More teens are vaping now than ever – and parents are concerned. Psychiatrist Dr. J. Craig Allen, medical director at Rushford, has important information for parents, teachers and anyone else with teens in their lives.
Q: What do I need to be on the lookout for?
A: Familiarize yourself with these products. Go online, look up JUUL®, look up e-cigarette. They don’t look like cigarettes. They may look like electronic devices, or accessories for video games.
Q: How do you fight the “cool” factor that surrounds e-cigarettes and vaping?
A: That’s a difficult thing to fight. Kids are programmed to try new things, and they’re programmed to hang out together and do things together. But e-cigarettes are simply not safe.
Parents also must understand that vaping is highly addictive. Some of these pods – such as the JUUL® products – are similar in consumption to smoking multiple packs of cigarettes. Once a kid starts, they start to develop a tolerance, which requires that they use more and more product.
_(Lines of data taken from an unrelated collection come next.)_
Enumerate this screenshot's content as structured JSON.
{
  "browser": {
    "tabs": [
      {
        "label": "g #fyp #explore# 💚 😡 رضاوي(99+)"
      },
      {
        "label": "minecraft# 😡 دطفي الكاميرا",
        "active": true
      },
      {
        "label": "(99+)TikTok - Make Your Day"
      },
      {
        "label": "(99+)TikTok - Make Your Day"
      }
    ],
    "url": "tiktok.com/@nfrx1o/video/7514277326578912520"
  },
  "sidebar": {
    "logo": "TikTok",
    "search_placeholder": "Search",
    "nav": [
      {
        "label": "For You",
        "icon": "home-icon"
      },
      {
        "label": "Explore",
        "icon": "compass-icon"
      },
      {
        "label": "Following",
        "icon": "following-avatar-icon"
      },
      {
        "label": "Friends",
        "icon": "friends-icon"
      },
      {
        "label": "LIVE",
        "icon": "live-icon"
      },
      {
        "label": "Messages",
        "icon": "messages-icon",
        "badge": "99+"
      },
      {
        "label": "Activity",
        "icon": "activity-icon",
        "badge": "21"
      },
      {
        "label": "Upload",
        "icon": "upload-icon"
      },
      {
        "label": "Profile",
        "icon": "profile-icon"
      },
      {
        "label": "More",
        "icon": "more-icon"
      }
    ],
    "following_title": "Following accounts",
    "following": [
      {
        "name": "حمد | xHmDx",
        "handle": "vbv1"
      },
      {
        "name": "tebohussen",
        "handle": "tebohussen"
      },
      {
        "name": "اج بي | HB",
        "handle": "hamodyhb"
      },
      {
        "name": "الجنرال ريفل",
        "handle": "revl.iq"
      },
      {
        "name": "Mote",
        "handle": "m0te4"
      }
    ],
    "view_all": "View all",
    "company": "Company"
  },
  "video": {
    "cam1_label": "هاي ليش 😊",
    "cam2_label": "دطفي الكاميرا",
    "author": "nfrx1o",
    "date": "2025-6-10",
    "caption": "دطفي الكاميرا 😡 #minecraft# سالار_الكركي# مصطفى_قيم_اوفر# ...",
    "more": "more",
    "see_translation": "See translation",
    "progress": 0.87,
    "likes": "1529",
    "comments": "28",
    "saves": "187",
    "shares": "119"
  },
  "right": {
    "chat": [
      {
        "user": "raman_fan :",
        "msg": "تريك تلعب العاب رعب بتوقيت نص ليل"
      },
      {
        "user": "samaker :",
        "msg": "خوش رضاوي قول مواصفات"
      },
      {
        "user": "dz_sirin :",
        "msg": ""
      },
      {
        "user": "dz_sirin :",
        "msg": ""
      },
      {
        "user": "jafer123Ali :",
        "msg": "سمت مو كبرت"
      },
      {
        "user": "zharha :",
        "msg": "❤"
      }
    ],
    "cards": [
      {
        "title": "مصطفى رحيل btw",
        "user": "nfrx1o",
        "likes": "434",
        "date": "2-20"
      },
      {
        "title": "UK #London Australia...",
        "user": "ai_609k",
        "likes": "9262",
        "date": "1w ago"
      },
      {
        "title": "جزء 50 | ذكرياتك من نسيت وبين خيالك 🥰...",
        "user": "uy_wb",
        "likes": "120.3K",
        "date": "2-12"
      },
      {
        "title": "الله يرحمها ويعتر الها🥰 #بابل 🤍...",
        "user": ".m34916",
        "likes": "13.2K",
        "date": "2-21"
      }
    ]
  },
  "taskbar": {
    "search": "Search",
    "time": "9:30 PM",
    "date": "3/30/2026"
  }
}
Then, they often transition to using real cigarettes. At least seven different studies show that kids using these electronic cigarettes or these JUUL® products are much more likely to be smoking cigarettes.